__Directions for this task__:
From the entries, filter out every line that lacks "note" and copy the rest.

__Exercise material__:
Start of Block

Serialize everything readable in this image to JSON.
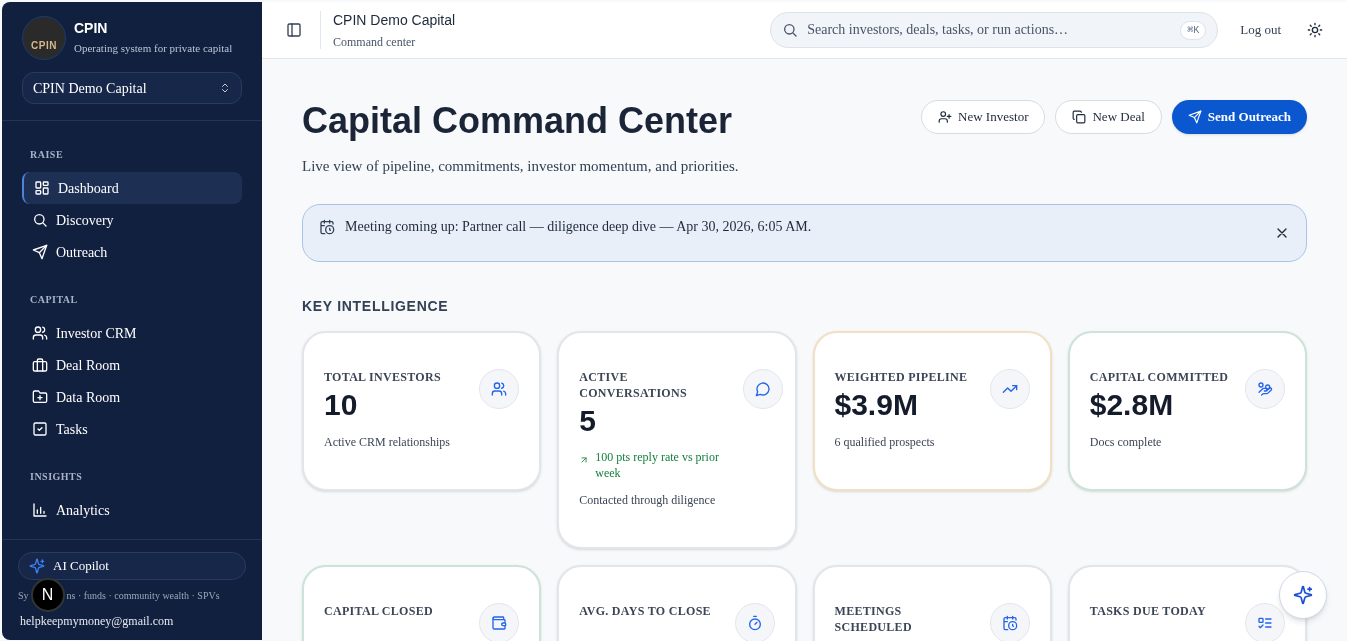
{
  "sidebar": {
    "brand": {
      "logo_text": "CPIN",
      "name": "CPIN",
      "tagline": "Operating system for private capital"
    },
    "workspace": "CPIN Demo Capital",
    "sections": [
      {
        "title": "RAISE",
        "items": [
          {
            "label": "Dashboard",
            "selected": true
          },
          {
            "label": "Discovery",
            "selected": false
          },
          {
            "label": "Outreach",
            "selected": false
          }
        ]
      },
      {
        "title": "CAPITAL",
        "items": [
          {
            "label": "Investor CRM",
            "selected": false
          },
          {
            "label": "Deal Room",
            "selected": false
          },
          {
            "label": "Data Room",
            "selected": false
          },
          {
            "label": "Tasks",
            "selected": false
          }
        ]
      },
      {
        "title": "INSIGHTS",
        "items": [
          {
            "label": "Analytics",
            "selected": false
          }
        ]
      }
    ],
    "copilot": "AI Copilot",
    "footer_parts": [
      "Sy",
      "ns · funds · community wealth · SPVs"
    ],
    "dev_badge": "N",
    "email": "helpkeepmymoney@gmail.com"
  },
  "header": {
    "title": "CPIN Demo Capital",
    "subtitle": "Command center",
    "search": {
      "placeholder": "Search investors, deals, tasks, or run actions…",
      "shortcut": "⌘K"
    },
    "logout": "Log out"
  },
  "page": {
    "title": "Capital Command Center",
    "subtitle": "Live view of pipeline, commitments, investor momentum, and priorities.",
    "actions": [
      {
        "label": "New Investor",
        "kind": "outline"
      },
      {
        "label": "New Deal",
        "kind": "outline"
      },
      {
        "label": "Send Outreach",
        "kind": "primary"
      }
    ]
  },
  "banner": {
    "text": "Meeting coming up: Partner call — diligence deep dive — Apr 30, 2026, 6:05 AM."
  },
  "section_title": "KEY INTELLIGENCE",
  "metrics": [
    {
      "label": "TOTAL INVESTORS",
      "value": "10",
      "note": "Active CRM relationships",
      "color": "#e2e5ea"
    },
    {
      "label": "ACTIVE CONVERSATIONS",
      "value": "5",
      "trend": "100 pts reply rate vs prior week",
      "note": "Contacted through diligence",
      "color": "#e2e5ea"
    },
    {
      "label": "WEIGHTED PIPELINE",
      "value": "$3.9M",
      "note": "6 qualified prospects",
      "color": "#f3dfc3"
    },
    {
      "label": "CAPITAL COMMITTED",
      "value": "$2.8M",
      "note": "Docs complete",
      "color": "#cde3d8"
    },
    {
      "label": "CAPITAL CLOSED",
      "color": "#cde3d8"
    },
    {
      "label": "AVG. DAYS TO CLOSE",
      "color": "#e2e5ea"
    },
    {
      "label": "MEETINGS SCHEDULED",
      "color": "#e2e5ea"
    },
    {
      "label": "TASKS DUE TODAY",
      "color": "#e2e5ea"
    }
  ]
}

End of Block

__Expected answer__:
      "note": "Active CRM relationships",
      "note": "Contacted through diligence",
      "note": "6 qualified prospects",
      "note": "Docs complete",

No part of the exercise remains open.